First of all, what exactly can teams count on when they make a draft pick? Well, unless a team releases or trades a player, they are under the team's control after the draft for up to four years, the maximum length of a rookie contract. So really, when looking at draft steals, we should focus almost exclusively on the first four years of a player's career.
As a result, I looked at the first four years of Win Shares data for a player, as provided by basketball-reference.com. Win Shares are an advanced basketball metric calculated so that one Win Share is exactly equal to one win provided by that player to his team's cause. It's the combination of Offensive Win Shares and Defensive Win Shares, a full breakdown of which can be found on this page, called "Calculating Win Shares."
Starting with the year 1990, when the NBA Draft first introduced the current lottery system, I looked at each and every single player drafted into The Association, tracking their draft position and the amount of Win Shares they produced in their first four seasons in the league. It is important to note that I only evaluated data through the 2007 draft because the players taken in 2008-2011 have not yet played out their first four seasons in the league.
After I had data for all 1,028 players drafted from 1990-2007, I took the average number of Four-Year Win Shares for each draft position and plotted them on a scatterplot (which you can see in the embedded picture with draft position along the x-axis and Four-Year Win Shares along the y-axis).
Using a best-fit logistical regression, I found the following formula: Four-Year Win Shares = -5.836* ln (draft position) +24.537.
For the statistically inclined out there, that equation has a coefficient of determination (r^2) of 0.91024. For the non-statistically inclined, the equation fits extremely well.
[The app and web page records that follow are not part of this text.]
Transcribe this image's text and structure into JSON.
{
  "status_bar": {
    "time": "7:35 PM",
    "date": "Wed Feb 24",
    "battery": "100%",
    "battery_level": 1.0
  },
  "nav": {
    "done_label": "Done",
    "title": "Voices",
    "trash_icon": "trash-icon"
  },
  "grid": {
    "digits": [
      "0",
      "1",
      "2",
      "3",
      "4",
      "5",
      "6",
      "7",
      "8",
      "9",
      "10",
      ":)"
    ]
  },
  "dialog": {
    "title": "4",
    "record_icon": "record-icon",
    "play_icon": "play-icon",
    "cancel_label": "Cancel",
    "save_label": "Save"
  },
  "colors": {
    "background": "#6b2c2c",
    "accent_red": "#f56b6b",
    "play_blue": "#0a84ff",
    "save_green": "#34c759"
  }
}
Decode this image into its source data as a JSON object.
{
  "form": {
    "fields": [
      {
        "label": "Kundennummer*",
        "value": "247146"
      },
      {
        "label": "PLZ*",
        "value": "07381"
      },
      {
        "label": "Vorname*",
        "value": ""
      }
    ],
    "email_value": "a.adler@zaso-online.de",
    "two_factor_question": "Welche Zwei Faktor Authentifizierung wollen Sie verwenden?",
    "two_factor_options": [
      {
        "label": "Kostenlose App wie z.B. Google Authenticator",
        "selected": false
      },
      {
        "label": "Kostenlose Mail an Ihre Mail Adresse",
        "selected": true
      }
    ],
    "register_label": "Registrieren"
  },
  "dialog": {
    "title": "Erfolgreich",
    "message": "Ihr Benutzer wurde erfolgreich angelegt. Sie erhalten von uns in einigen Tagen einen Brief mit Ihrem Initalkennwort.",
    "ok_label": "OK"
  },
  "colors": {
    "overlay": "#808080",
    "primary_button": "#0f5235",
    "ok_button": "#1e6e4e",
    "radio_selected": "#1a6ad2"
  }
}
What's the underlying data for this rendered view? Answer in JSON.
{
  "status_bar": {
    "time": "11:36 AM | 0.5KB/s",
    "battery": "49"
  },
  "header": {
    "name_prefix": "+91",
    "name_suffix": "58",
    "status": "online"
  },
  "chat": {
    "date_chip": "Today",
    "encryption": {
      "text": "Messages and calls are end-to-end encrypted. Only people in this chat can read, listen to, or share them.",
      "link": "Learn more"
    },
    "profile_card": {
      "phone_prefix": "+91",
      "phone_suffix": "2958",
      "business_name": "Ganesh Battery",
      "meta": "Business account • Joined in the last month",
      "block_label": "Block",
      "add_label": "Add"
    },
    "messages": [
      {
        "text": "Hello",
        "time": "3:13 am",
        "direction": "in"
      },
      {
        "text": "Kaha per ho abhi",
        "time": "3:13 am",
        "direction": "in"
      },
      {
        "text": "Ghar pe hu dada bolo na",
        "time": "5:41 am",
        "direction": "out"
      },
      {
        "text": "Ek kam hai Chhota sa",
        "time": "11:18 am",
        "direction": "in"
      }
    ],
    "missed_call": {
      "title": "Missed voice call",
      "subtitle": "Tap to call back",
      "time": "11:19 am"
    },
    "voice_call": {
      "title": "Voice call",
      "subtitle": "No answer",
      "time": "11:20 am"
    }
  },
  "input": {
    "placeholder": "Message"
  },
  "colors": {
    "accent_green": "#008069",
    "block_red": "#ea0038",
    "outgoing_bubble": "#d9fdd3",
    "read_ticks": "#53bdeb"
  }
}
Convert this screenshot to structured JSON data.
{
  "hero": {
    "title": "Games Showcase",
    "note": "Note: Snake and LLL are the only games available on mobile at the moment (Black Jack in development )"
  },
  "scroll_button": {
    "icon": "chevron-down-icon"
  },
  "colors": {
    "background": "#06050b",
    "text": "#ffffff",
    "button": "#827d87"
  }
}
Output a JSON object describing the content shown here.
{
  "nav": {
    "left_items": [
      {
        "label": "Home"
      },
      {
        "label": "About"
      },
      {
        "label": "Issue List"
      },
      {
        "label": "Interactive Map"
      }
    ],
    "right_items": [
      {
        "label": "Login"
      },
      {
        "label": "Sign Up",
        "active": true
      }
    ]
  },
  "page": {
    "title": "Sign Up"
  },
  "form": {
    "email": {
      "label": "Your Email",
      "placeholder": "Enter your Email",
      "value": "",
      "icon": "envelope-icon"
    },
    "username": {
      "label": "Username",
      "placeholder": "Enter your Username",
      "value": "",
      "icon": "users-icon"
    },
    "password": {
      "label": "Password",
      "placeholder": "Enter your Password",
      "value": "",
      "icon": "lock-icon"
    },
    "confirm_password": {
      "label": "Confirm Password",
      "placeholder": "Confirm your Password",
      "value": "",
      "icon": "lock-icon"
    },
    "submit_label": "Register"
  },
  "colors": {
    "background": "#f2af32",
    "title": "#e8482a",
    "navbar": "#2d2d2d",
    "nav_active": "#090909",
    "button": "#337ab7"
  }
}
Using this formula, we can plug in a number for draft position and have the formula show how many Four-Year Win Shares a player drafted there should be expected to produce. For example, the first overall pick of a draft should produce 24.537 Win Shares while the 30th overall pick should produce 4.688.
With that data firmly established, we can tell exactly how much players have exceeded or failed to live up to the expectations associated with the slot in which they were drafted. That can be done by subtracting the expected win shares based on the draft position from the actual number of Four-Year Win Shares that players produced. If the difference is positive, the player exceeded expectations by that much and was a bit of a steal. If the difference is negative, the player failed to live up to the expectations and was a bit of a bust.
Now let's go back to the Monta Ellis example.
Ellis was drafted 40th overall, so he should have been expected to produce 3.08 Four-Year Win Shares. The shooting guard actually produced 13.7 over the first four years of his career, meaning that the Golden State Warriors "stole" 10.69 Four-Year Win Shares when they drafted him. This was still a great pick, there's no denying that. It's just not quite as great as quite a few players drafted ahead of him.
It's important to realize exactly what we're looking at. As some of you may have realized, even No. 1 picks may be considered steals.
Because I was only able to look at data from 1990-2007 and I'm trying to reveal the 25 biggest draft steals of the past decade (players drafted from 2002-2011), I've included the 25 biggest draft steals from 2002-2007 and then included five potential draft steals from the previous four drafts.
Read on to find out just who they were. You will be surprised.
Note: This project would not have been possible without the help of Shashank Bharadwaj, so I need to give some pretty massive thanks to him here.